Grasslands Conservation Program Expands to Smaller Producers

The Farm Service Agency says it will accept 300,000 acres offered by producers in 43 states during the recent ranking period for the Conservation Reserve Program enrollment. The emphasis during this time was placed on smaller-scale livestock operations. The voluntary CRP Grasslands Program allows lands threatened by either development or conversion to row crops to remain as livestock grazing areas while providing important benefits to the environment. Roughly two-thirds of the acres accepted were offered by small-scale producers. “Producers of all sizes are interested in the U.S. Department of Agriculture’s Conservation Reserve Program,” says FSA Administrator Val Dolcini. “This latest round of enrollments features grasslands that came from smaller livestock operations, which shows that our nation’s farmers and ranchers can have a big impact on environmental conservation.” This was the first ever CRP grasslands practice that was specifically tailored for smaller livestock operations to encourage more participation. Larger producers may offer acres under the normal enrollment process.  

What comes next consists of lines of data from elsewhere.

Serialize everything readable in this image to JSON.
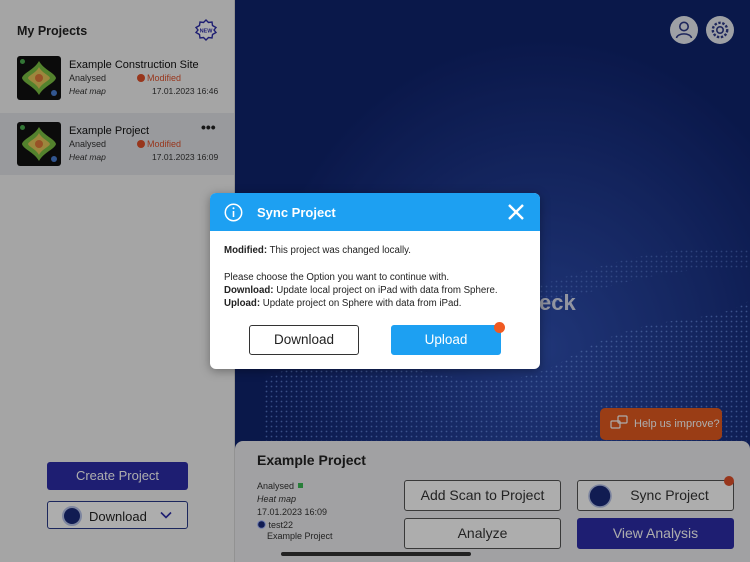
{
  "sidebar": {
    "title": "My Projects",
    "new_badge": "NEW",
    "projects": [
      {
        "name": "Example Construction Site",
        "status": "Analysed",
        "modified": "Modified",
        "type": "Heat map",
        "date": "17.01.2023 16:46"
      },
      {
        "name": "Example Project",
        "status": "Analysed",
        "modified": "Modified",
        "type": "Heat map",
        "date": "17.01.2023 16:09",
        "more": "•••"
      }
    ],
    "create_label": "Create Project",
    "download_label": "Download"
  },
  "main": {
    "brand_fragment": "eck",
    "help_label": "Help us improve?"
  },
  "detail": {
    "title": "Example Project",
    "status": "Analysed",
    "type": "Heat map",
    "date": "17.01.2023 16:09",
    "scan_name": "test22",
    "scan_project": "Example Project",
    "add_scan_label": "Add Scan to Project",
    "sync_label": "Sync Project",
    "analyze_label": "Analyze",
    "view_analysis_label": "View Analysis"
  },
  "dialog": {
    "title": "Sync Project",
    "modified_key": "Modified:",
    "modified_text": " This project was changed locally.",
    "choose_text": "Please choose the Option you want to continue with.",
    "download_key": "Download:",
    "download_text": " Update local project on iPad with data from Sphere.",
    "upload_key": "Upload:",
    "upload_text": " Update project on Sphere with data from iPad.",
    "download_button": "Download",
    "upload_button": "Upload"
  },
  "colors": {
    "accent_blue": "#1da0f2",
    "primary_navy": "#2d2da8",
    "alert_orange": "#e35a1f",
    "modified_red": "#e0502a",
    "background_navy": "#10246e"
  }
}
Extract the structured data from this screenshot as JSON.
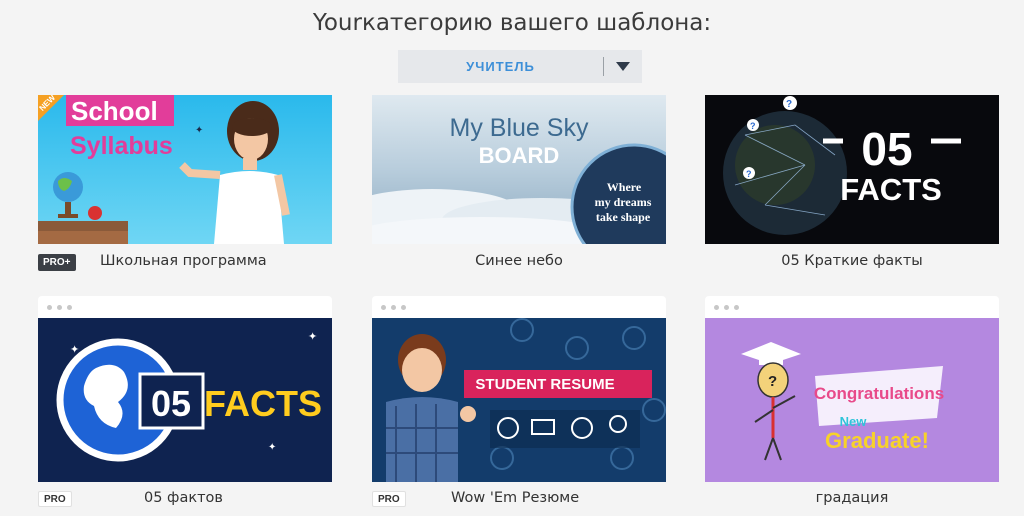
{
  "header": {
    "title": "Yourкатегорию вашего шаблона:"
  },
  "dropdown": {
    "selected": "УЧИТЕЛЬ",
    "icon": "chevron-down-icon"
  },
  "templates": [
    {
      "title": "Школьная программа",
      "badge": "PRO+",
      "thumb_text": [
        "School",
        "Syllabus"
      ],
      "corner_tag": "NEW"
    },
    {
      "title": "Синее небо",
      "thumb_text": [
        "My Blue Sky",
        "BOARD",
        "Where",
        "my dreams",
        "take shape"
      ]
    },
    {
      "title": "05 Краткие факты",
      "thumb_text": [
        "05",
        "FACTS"
      ]
    },
    {
      "title": "05 фактов",
      "badge": "PRO",
      "thumb_text": [
        "05",
        "FACTS"
      ]
    },
    {
      "title": "Wow 'Em Резюме",
      "badge": "PRO",
      "thumb_text": [
        "STUDENT RESUME"
      ]
    },
    {
      "title": "градация",
      "thumb_text": [
        "Congratulations",
        "New",
        "Graduate!"
      ]
    }
  ],
  "colors": {
    "accent": "#3d8fd8",
    "badge_bg": "#3b3f45",
    "page_bg": "#f4f4f4"
  }
}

Legislation Targets Fake Milk

New legislation introduced into the Senate this week would enforce the proper labeling on imitation dairy products, drawing positive response from the International Dairy Foods Association and the National Milk Producers Federation. The organizations both said in statements that proper steps need to be taken to defend the integrity of current federal food labeling standards, preventing the misbranding of what they call “dairy imitators.” A Milk Business Dot Com article says Wisconsin Democrat Tammy Baldwin introduced the Dairy Pride Act, with the goal of protecting food labeling standards, requiring the Food and Drug Administration to enforce the requirements. Those federal standards say that dairy products like milk and cheese must come from dairy animals. The Baldwin legislation would require the FDA to issue guidance for nationwide enforcement of these standards within the next 90 days. National Milk Producers President Jim Mulhern says the FDA has turned a blind eye to federal law that says milk comes from animals and not vegetables or nuts.


40 Percent of California Out of Drought

Federal drought watchers said this week that more than 40 percent of California is out of drought. This announcement comes after powerful storms sent people in the northern areas fleeing from flooding rivers and doubling snowpack in the Sierra Nevada’s in a little more than a week. Jay Lund, Director of the Center for Watershed Sciences at the University of California at Davis, says “It’s hard to say we have a drought here right now.” The weekly drought report says that 42 percent of California is now out of drought. Last year at this time, that number was only three percent. Southern California didn’t get the severe storms residents did further north, but they have had enough rain to be pulled out of the most severe category. Only two percent of the state is left in the most severe category, a stretch of land between Los Angeles and Santa Barbara. 43 percent of the entire state was in the most severe category a year ago at the same time.

SOURCE: NAFB News Service